• [Problem to work on]: Among these records, which lines include "关键词批量编辑"? Copy them out.

• [Data supplied]:
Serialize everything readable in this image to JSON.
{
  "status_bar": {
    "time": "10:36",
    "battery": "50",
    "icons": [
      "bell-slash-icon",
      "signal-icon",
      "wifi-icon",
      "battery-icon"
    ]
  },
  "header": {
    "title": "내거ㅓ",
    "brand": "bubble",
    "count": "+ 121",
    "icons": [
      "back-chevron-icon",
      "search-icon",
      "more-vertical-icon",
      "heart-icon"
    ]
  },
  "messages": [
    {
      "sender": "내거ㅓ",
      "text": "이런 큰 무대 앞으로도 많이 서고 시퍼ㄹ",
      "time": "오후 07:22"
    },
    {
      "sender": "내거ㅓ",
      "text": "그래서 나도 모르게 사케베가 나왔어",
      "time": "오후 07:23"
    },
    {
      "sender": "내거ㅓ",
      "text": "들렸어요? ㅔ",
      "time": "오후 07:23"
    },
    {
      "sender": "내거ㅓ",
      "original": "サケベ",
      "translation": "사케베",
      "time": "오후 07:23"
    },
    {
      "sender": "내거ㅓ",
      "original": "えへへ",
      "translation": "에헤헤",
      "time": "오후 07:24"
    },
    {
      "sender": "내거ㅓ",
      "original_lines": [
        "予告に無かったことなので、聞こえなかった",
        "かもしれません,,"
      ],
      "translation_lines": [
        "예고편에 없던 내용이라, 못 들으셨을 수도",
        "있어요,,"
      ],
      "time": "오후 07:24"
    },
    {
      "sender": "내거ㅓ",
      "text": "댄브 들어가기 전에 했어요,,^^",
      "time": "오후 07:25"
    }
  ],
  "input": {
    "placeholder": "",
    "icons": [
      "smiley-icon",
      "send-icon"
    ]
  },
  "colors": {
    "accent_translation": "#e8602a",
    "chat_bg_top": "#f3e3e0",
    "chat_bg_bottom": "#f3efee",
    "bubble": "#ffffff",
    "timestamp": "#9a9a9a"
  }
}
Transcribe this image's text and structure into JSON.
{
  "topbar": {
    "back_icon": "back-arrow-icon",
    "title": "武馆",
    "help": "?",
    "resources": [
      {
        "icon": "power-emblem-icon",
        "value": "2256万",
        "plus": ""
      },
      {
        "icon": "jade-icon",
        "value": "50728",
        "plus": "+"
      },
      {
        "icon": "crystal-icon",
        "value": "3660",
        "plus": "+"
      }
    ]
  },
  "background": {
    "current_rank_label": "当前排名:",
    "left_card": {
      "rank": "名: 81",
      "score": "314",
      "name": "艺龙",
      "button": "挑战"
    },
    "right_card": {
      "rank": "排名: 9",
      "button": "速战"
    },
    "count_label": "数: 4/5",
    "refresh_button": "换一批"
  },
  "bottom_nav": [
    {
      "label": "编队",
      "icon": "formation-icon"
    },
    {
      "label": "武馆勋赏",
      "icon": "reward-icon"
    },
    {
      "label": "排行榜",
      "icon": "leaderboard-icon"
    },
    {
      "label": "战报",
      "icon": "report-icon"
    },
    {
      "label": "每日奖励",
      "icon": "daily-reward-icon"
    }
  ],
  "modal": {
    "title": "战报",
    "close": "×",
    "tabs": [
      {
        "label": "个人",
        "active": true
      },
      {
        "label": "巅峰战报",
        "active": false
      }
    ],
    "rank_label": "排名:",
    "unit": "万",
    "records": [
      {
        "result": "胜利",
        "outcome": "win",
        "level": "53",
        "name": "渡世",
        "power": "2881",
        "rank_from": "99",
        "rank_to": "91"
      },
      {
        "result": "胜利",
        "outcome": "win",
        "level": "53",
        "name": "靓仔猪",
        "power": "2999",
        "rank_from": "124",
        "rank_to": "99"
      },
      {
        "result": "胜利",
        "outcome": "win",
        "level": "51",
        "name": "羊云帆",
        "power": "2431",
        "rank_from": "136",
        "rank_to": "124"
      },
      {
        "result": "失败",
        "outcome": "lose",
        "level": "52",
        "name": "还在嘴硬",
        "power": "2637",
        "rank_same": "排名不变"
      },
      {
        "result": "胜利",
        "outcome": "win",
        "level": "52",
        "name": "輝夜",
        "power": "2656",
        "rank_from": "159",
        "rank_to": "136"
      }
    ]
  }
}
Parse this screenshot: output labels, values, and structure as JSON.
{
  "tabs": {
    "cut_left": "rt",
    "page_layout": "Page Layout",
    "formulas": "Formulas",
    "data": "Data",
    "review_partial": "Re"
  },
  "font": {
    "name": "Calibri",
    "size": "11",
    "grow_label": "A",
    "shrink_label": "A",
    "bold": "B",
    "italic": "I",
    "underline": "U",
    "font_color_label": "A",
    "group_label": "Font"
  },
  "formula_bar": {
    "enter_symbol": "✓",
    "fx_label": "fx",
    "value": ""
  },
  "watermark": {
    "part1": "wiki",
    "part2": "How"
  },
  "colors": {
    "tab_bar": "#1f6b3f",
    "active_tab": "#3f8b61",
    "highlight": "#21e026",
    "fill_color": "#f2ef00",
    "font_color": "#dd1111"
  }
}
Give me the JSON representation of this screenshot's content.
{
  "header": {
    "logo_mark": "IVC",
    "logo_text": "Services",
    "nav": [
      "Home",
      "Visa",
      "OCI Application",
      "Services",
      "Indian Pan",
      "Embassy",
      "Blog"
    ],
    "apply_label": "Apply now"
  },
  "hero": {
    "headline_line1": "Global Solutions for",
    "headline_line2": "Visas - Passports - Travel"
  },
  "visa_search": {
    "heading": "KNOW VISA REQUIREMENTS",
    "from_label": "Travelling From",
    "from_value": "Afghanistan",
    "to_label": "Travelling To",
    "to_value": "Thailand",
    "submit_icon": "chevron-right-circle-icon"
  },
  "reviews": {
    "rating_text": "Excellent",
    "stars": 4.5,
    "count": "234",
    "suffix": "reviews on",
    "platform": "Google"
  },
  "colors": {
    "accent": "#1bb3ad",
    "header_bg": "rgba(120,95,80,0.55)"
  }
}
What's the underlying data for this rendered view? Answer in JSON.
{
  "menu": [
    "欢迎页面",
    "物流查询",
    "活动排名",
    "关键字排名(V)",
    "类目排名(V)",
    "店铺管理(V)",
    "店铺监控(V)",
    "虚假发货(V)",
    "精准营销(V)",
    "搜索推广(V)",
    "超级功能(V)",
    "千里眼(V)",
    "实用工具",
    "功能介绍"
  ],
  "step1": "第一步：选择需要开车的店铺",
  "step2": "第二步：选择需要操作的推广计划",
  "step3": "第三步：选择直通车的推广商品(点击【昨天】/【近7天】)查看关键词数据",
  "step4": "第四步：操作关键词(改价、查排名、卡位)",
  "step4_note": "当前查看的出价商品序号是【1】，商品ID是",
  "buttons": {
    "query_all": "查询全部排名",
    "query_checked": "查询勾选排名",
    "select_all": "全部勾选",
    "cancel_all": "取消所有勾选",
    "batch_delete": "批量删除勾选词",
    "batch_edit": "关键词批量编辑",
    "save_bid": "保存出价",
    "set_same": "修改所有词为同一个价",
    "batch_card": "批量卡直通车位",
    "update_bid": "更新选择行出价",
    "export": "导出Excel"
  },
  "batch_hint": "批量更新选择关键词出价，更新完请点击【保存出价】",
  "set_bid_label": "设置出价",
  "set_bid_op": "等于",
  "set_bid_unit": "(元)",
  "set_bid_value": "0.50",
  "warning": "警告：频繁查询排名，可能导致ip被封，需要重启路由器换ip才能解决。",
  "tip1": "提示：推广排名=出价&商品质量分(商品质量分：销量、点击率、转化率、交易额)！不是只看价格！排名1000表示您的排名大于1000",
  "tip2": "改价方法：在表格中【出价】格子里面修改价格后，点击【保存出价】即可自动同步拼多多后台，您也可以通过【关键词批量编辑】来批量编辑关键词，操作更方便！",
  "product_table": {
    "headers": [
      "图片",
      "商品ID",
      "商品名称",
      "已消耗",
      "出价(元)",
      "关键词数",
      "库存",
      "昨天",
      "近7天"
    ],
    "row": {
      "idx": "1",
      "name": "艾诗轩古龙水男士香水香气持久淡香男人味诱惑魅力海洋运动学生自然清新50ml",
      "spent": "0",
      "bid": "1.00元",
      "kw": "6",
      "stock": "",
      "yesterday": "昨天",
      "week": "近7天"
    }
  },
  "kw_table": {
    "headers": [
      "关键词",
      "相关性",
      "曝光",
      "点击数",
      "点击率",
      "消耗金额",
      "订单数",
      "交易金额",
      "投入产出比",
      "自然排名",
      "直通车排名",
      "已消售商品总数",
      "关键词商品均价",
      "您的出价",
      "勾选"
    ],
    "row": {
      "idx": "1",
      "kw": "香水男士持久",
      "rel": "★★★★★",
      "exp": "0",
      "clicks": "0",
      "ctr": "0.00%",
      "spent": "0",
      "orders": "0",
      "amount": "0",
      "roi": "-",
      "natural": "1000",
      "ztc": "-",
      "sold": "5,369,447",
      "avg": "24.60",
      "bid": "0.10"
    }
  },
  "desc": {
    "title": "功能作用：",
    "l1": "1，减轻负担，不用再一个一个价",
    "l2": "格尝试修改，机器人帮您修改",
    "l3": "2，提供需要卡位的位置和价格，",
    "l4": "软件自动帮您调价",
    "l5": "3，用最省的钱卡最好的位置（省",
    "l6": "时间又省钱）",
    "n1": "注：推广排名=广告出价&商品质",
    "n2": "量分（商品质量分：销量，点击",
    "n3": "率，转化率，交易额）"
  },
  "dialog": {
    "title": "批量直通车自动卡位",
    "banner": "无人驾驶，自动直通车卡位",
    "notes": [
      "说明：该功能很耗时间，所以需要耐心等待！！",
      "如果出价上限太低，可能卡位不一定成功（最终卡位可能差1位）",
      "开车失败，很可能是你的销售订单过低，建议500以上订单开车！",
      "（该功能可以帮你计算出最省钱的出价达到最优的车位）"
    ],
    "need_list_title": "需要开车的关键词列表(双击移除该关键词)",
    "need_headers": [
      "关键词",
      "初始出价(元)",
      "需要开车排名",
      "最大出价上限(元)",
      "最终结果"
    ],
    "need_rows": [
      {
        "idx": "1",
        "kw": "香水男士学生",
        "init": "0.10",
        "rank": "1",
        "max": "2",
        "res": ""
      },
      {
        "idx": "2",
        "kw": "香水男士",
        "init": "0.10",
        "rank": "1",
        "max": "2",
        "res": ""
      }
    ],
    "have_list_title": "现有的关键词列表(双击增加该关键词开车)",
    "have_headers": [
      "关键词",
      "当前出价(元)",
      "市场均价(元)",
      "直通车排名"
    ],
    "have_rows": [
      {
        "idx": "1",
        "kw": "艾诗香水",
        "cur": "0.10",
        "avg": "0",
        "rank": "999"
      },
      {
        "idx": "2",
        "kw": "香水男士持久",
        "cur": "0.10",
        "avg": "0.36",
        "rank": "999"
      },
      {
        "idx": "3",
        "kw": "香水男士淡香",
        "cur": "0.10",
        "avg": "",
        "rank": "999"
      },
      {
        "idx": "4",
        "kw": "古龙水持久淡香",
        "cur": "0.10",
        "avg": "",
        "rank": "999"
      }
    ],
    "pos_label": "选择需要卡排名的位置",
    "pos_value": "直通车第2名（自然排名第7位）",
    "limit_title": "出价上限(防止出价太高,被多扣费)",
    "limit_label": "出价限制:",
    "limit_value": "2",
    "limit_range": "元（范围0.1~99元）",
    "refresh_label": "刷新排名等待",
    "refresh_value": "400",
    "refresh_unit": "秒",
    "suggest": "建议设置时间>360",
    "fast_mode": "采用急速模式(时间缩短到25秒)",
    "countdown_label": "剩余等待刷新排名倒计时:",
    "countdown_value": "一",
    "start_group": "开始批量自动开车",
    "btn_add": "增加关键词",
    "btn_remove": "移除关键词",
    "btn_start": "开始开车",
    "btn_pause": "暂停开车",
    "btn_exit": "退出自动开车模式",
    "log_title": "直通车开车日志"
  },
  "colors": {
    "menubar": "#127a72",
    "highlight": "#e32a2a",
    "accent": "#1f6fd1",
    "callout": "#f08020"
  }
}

• [Answer]:
    "batch_edit": "关键词批量编辑",
  "tip2": "改价方法：在表格中【出价】格子里面修改价格后，点击【保存出价】即可自动同步拼多多后台，您也可以通过【关键词批量编辑】来批量编辑关键词，操作更方便！",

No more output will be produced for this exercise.